=== Task requirements ===
Filter the records down to the lines that hold the word "icon", and copy each of those lines.

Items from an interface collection
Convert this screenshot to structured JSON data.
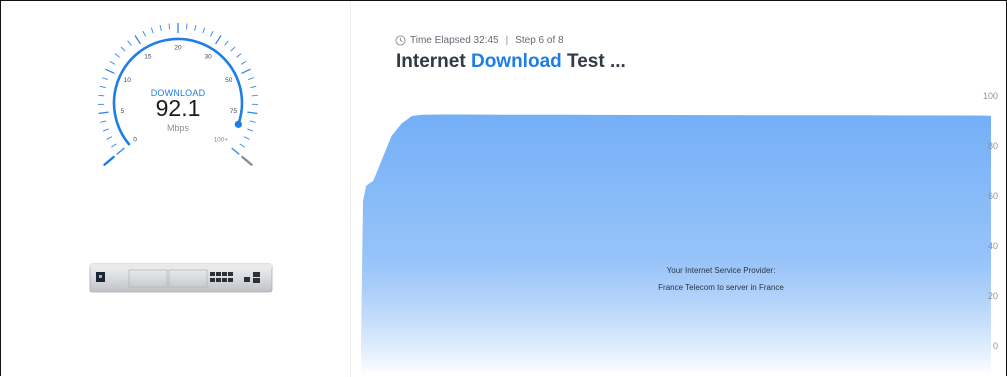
{
  "gauge": {
    "caption": "DOWNLOAD",
    "value": "92.1",
    "unit": "Mbps",
    "current_fraction": 0.921,
    "scale_labels": [
      "0",
      "5",
      "10",
      "15",
      "20",
      "30",
      "50",
      "75",
      "100+"
    ],
    "accent_color": "#1f7ee6",
    "tick_color": "#2f86ea",
    "end_needle_color": "#8a8f96"
  },
  "device": {
    "icon": "router-device-icon"
  },
  "header": {
    "clock_icon": "clock-icon",
    "elapsed": "Time Elapsed 32:45",
    "separator": "|",
    "step": "Step 6 of 8"
  },
  "title": {
    "prefix": "Internet",
    "accent": "Download",
    "suffix": "Test ..."
  },
  "chart_data": {
    "type": "area",
    "title": "",
    "xlabel": "",
    "ylabel": "",
    "ylim": [
      0,
      100
    ],
    "y_ticks": [
      "100",
      "80",
      "60",
      "40",
      "20",
      "0"
    ],
    "x": [
      0,
      2,
      5,
      8,
      12,
      16,
      22,
      30,
      40,
      50,
      60,
      80,
      100,
      150,
      200,
      300,
      400,
      500,
      600,
      620
    ],
    "values": [
      0,
      58,
      64,
      65,
      66,
      70,
      76,
      84,
      89,
      92,
      92.5,
      92.6,
      92.6,
      92.5,
      92.5,
      92.4,
      92.3,
      92.3,
      92.2,
      92.1
    ],
    "colors": {
      "fill_top": "#74aff7",
      "fill_bottom": "#ffffff",
      "tick_text": "#8d929a"
    }
  },
  "isp": {
    "label": "Your Internet Service Provider:",
    "value": "France Telecom to server in France"
  }
}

=== Response area ===
    "icon": "router-device-icon"
    "clock_icon": "clock-icon",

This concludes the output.